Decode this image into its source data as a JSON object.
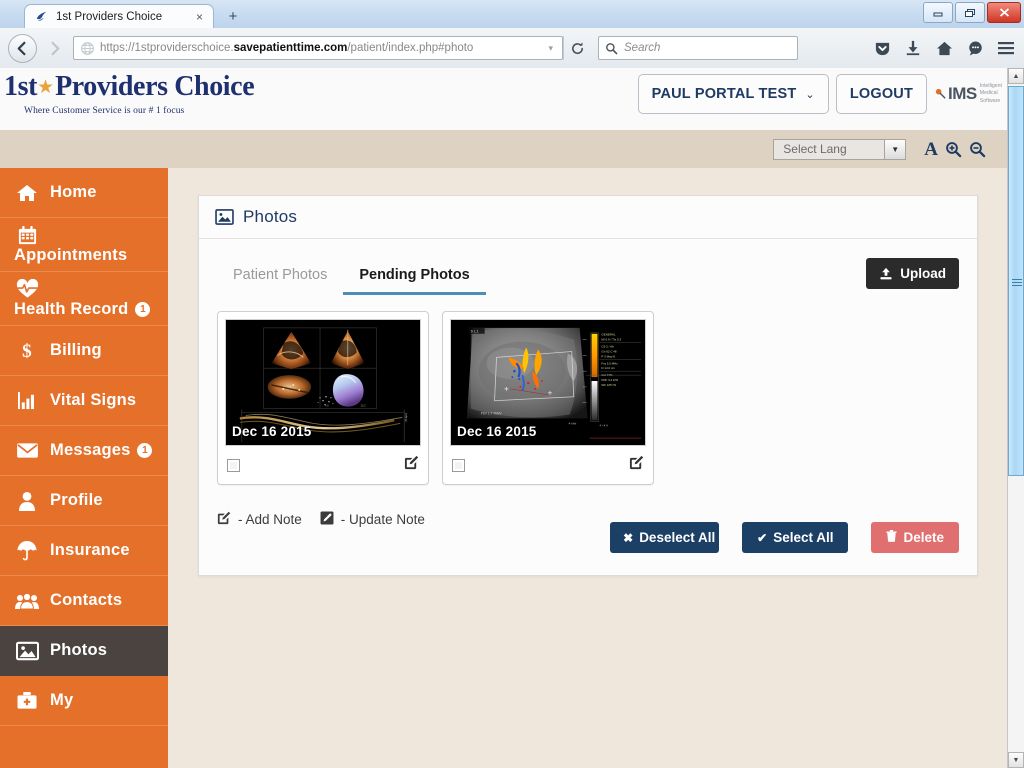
{
  "browser": {
    "tab_title": "1st Providers Choice",
    "tab_close": "×",
    "new_tab": "+",
    "url_prefix": "https://1stproviderschoice.",
    "url_domain": "savepatienttime.com",
    "url_suffix": "/patient/index.php#photo",
    "search_placeholder": "Search",
    "window_minimize": "–",
    "window_maximize": "❐",
    "window_close": "✕"
  },
  "header": {
    "logo_first": "1st",
    "logo_star": "★",
    "logo_rest": "Providers Choice",
    "logo_tagline": "Where Customer Service is our # 1 focus",
    "user_button": "PAUL PORTAL TEST",
    "user_caret": "⌄",
    "logout_button": "LOGOUT",
    "ims_text": "IMS",
    "ims_sub_line1": "Intelligent",
    "ims_sub_line2": "Medical",
    "ims_sub_line3": "Software"
  },
  "langbar": {
    "select_label": "Select Lang",
    "dropdown_arrow": "▼",
    "font_letter": "A",
    "zoom_in": "zoom-in-icon",
    "zoom_out": "zoom-out-icon"
  },
  "sidebar": {
    "collapse_arrow": "«",
    "items": [
      {
        "label": "Home",
        "icon": "home-icon",
        "badge": null,
        "active": false
      },
      {
        "label": "Appointments",
        "icon": "calendar-icon",
        "badge": null,
        "active": false
      },
      {
        "label": "Health Record",
        "icon": "heartbeat-icon",
        "badge": "1",
        "active": false
      },
      {
        "label": "Billing",
        "icon": "dollar-icon",
        "badge": null,
        "active": false
      },
      {
        "label": "Vital Signs",
        "icon": "bar-chart-icon",
        "badge": null,
        "active": false
      },
      {
        "label": "Messages",
        "icon": "envelope-icon",
        "badge": "1",
        "active": false
      },
      {
        "label": "Profile",
        "icon": "user-icon",
        "badge": null,
        "active": false
      },
      {
        "label": "Insurance",
        "icon": "umbrella-icon",
        "badge": null,
        "active": false
      },
      {
        "label": "Contacts",
        "icon": "group-icon",
        "badge": null,
        "active": false
      },
      {
        "label": "Photos",
        "icon": "image-icon",
        "badge": null,
        "active": true
      },
      {
        "label": "My",
        "icon": "medkit-icon",
        "badge": null,
        "active": false
      }
    ]
  },
  "panel": {
    "title": "Photos",
    "title_icon": "image-icon",
    "tabs": [
      {
        "label": "Patient Photos",
        "active": false
      },
      {
        "label": "Pending Photos",
        "active": true
      }
    ],
    "upload_button": "Upload",
    "upload_icon": "upload-icon",
    "photos": [
      {
        "date": "Dec 16 2015",
        "kind": "echocardiogram-quad",
        "edit_icon": "add-note-icon",
        "checkbox_checked": false
      },
      {
        "date": "Dec 16 2015",
        "kind": "doppler-ultrasound",
        "edit_icon": "add-note-icon",
        "checkbox_checked": false
      }
    ],
    "legend": [
      {
        "icon": "add-note-icon",
        "text": "- Add Note"
      },
      {
        "icon": "update-note-icon",
        "text": "- Update Note"
      }
    ],
    "actions": [
      {
        "label": "Deselect All",
        "icon": "✖",
        "style": "navy"
      },
      {
        "label": "Select All",
        "icon": "✔",
        "style": "navy"
      },
      {
        "label": "Delete",
        "icon": "trash-icon",
        "style": "red"
      }
    ]
  },
  "colors": {
    "sidebar_orange": "#e4702a",
    "sidebar_active": "#4a4340",
    "accent_blue": "#4d8fb5",
    "navy_button": "#1c3f66",
    "delete_red": "#e07070",
    "page_bg": "#efe7dc",
    "lang_strip": "#ded2c2"
  },
  "scrollbar": {
    "up": "▲",
    "down": "▼"
  }
}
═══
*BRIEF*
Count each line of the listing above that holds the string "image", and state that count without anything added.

*RESPONSE BOX*
3